Exercise:
Show, from the entries below, every line in which "title" appears.
===== Record excerpts =====
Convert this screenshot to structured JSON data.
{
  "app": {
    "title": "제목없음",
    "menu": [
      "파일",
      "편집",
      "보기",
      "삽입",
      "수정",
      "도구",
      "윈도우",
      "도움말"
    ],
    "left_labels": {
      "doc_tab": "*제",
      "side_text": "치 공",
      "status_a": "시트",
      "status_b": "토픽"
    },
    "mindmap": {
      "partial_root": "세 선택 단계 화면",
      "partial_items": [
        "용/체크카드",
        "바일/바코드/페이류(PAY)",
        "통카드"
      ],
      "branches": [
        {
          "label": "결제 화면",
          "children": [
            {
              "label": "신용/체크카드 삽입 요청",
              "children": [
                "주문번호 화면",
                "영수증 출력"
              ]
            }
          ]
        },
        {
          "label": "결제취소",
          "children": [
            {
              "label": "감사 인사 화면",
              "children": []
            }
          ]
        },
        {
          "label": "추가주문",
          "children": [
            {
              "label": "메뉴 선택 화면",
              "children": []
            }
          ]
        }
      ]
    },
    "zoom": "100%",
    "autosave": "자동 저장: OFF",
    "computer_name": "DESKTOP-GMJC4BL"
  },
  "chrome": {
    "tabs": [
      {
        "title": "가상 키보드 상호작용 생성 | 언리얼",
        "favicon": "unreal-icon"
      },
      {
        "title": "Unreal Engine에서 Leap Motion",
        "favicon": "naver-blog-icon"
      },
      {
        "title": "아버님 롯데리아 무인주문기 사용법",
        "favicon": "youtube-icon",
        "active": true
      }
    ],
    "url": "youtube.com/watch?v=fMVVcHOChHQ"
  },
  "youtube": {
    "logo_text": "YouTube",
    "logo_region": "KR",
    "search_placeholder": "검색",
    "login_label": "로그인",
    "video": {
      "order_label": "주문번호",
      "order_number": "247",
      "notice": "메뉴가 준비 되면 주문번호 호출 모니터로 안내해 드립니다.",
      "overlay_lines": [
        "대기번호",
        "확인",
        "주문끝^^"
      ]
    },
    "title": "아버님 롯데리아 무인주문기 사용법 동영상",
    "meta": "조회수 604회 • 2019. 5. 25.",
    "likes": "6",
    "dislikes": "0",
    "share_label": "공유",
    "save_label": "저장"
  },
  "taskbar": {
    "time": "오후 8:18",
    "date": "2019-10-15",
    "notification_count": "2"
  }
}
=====
Written reply:
    "title": "제목없음",
        "title": "가상 키보드 상호작용 생성 | 언리얼",
        "title": "Unreal Engine에서 Leap Motion",
        "title": "아버님 롯데리아 무인주문기 사용법",
    "title": "아버님 롯데리아 무인주문기 사용법 동영상",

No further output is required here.